Speaking of that, sorta, thank you for tripping Andrew Mitchell when he called me an electrocution victim after I got that bad haircut. Thank you for shutting down that rumor I went to third freaking base with Caleb Weintraub after his birthday party. Thank you for pretending that Luke doesn’t think you’re cute because it’s super embarrassing. Thank you for being so nice all the time to my parents like THAT is not super embarrassing. (Ugh they’re such dorks sometimes but it doesn’t bother me like maybe it should? Am I destined to be super uncool? OMG since you’re in the future you already know the answer to this. CRAZY!)
Anyway, I guess I am just thanking you for being my friend.

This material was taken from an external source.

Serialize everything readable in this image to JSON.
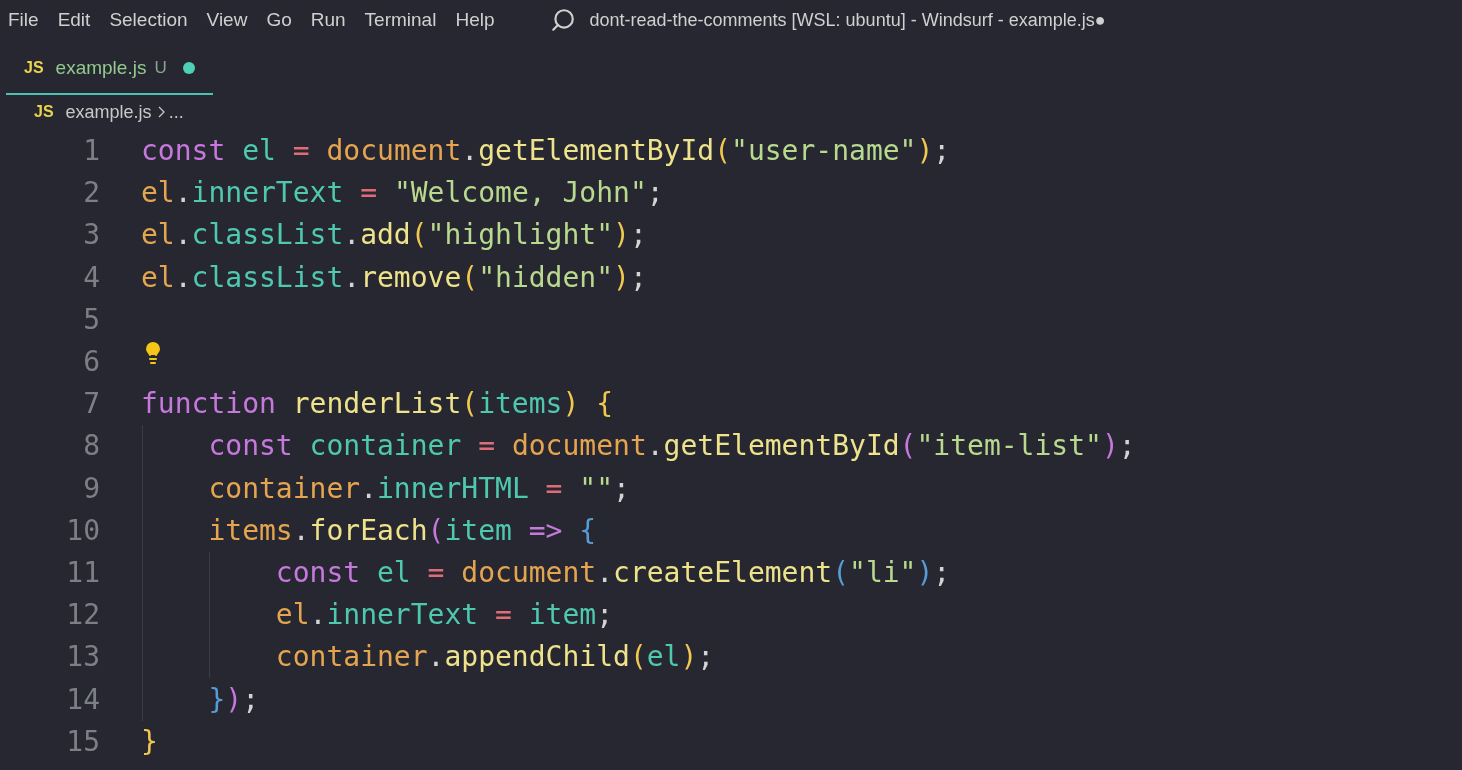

It sounds like not a big deal but you are not a little thing to me! And I am really REALLY excited to watch your face as you read this because you’ll be embarrassed and I’ll already have finished your short little note already and I’ll be waiting. Ha!
Love, your best friend forever,
I’m not sure what I expected to get out of doing this, but this couldn’t have been a good idea. It’s like pushing a bruise, though; now that I’m in it I feel the urge to stay here. The dumb mementos and the four-years-yellowed copy of the Burbank Leader and the letters.
Though — the letters, plural? I’m holding the one Kat wrote — more like clutching it as it becomes wrinkled and ruined in my hand. I search for the other envelope, a glimpse of my handwriting in sensible blue ink and no sparkles at all. I wish I could remember the letter more, because that would be a glimpse, too. It’s impossible to remember the last time Kat felt like the kind of friend who would write me this letter, and if I’m being honest, I can’t remember being the friend who would get this letter anyway.
The things I said the last time I saw her weren’t untrue, but I didn’t say them well. Maybe I didn’t say things for so long because that was easier than figuring out how to say them right.
I wish I could remember the letter more, because that would be a glimpse, too. It’s impossible to remember the last time Kat felt like the kind of friend who would write me this letter....
I dig and dig through the box, and when that proves fruitless, I turn it upside-down over my bedroom floor to separate the mess into piles. By now I wish it had stayed beneath the earth. Justin Bieber and Westeros and Kat’s Dr Pepper-flavored Lip Smacker and a tiny scrap of paper where Joel Vega had written cool and approximately 15 other mementos that meant something then.
But there’s nothing for them to mean now, because it doesn’t matter how many times you write BFF. Forever can go away before you even know it.
And I don’t know why the letter is gone, but my stomach clenches at the ridiculous symbolism of it. Whatever I’d written to Kat, four years ago — back before Kat’s mom died, or my mom left — isn’t here. Just like Kat.
I wonder where she is right now. It’s likely she’s been where she’s been since we met: down the street at her home. Her summer won’t have been practically ruined by this, though. Kat is probably feeling just fine. And a few blocks have never felt so far away.
Excerpted from We Used To Be Friends by Amy Spalding, on sale Jan. 7, 2020.